In this chapter, we examine how farming technologies move between places and how they are unpacked and ‘grounded’ in particular spaces and contexts. We argue that a better understanding of how this process occurs helps to shed light on a source of contestation within agronomy. We discuss two farming technologies that have been at the centre of controversial debates among experts, policy makers and the wider public: the System of Rice Intensification (SRI) and drip irrigation. We argue that these technologies have been contested partly because important social dimensions have been neglected, which have led to the technologies being configured and appreciated differently in different sites. Here, we use the term sites to include farmers’ fields, experimental stations and laboratories, research and training centres, as well as discursive spaces such as agricultural and natural resource policies and research publications.
|Title of host publication||Agronomy for Development: The Politics of Knowledge in Agricultural Research|
|Publisher||Taylor and Francis Inc.|

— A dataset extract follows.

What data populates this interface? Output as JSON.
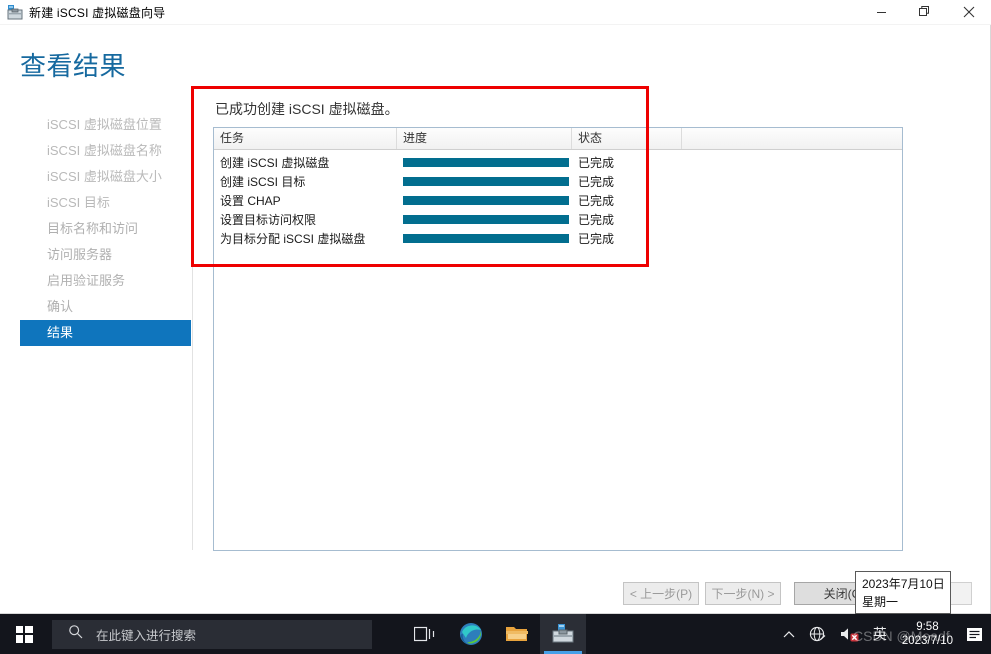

|ISBN (Print)||9781138240278, 9781138240315|
|Publication status||Published - 2017|